(Items from an interface collection)
==============================
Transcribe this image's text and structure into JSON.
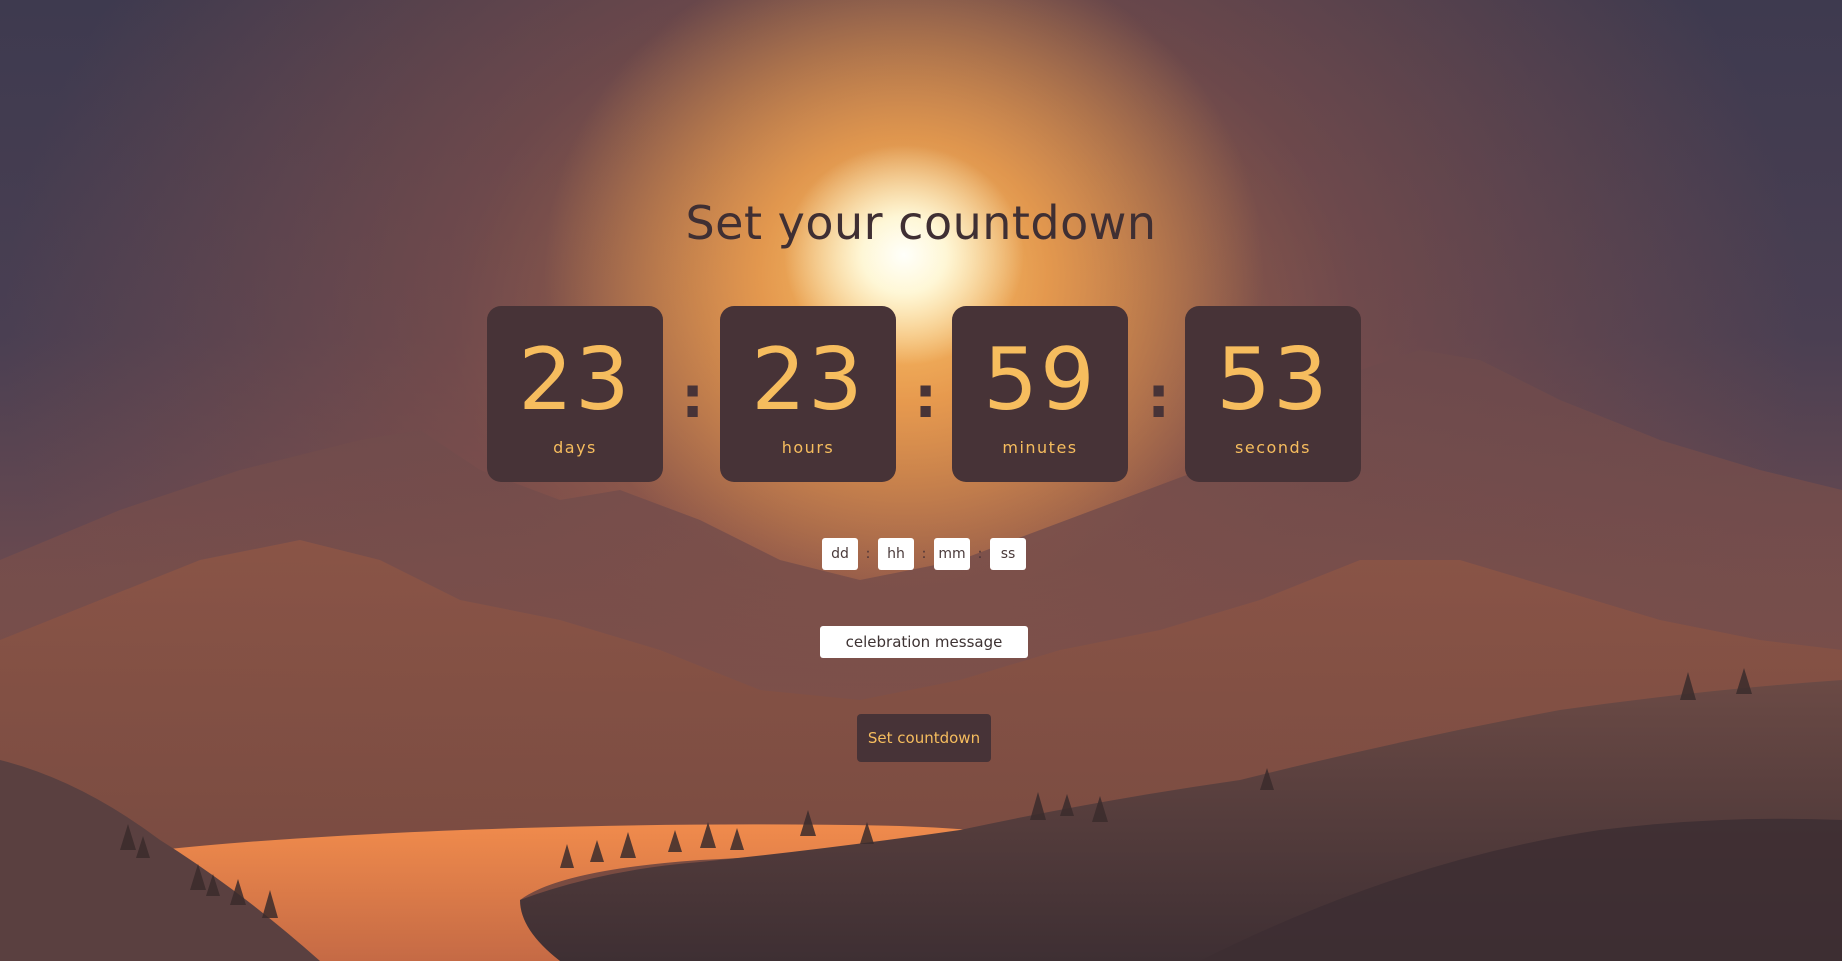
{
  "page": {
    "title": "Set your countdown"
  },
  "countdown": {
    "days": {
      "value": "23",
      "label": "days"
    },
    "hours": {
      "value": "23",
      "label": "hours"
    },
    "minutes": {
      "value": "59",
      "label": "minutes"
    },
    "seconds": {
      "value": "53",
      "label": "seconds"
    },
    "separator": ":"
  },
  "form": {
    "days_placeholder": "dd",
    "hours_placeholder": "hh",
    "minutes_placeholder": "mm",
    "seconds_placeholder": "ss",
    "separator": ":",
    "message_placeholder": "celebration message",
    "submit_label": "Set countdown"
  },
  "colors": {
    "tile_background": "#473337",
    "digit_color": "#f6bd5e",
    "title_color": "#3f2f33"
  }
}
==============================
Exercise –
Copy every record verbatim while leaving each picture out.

Answer section –
Transcribe this image's text and structure into JSON.
{
  "page": {
    "title": "Set your countdown"
  },
  "countdown": {
    "days": {
      "value": "23",
      "label": "days"
    },
    "hours": {
      "value": "23",
      "label": "hours"
    },
    "minutes": {
      "value": "59",
      "label": "minutes"
    },
    "seconds": {
      "value": "53",
      "label": "seconds"
    },
    "separator": ":"
  },
  "form": {
    "days_placeholder": "dd",
    "hours_placeholder": "hh",
    "minutes_placeholder": "mm",
    "seconds_placeholder": "ss",
    "separator": ":",
    "message_placeholder": "celebration message",
    "submit_label": "Set countdown"
  },
  "colors": {
    "tile_background": "#473337",
    "digit_color": "#f6bd5e",
    "title_color": "#3f2f33"
  }
}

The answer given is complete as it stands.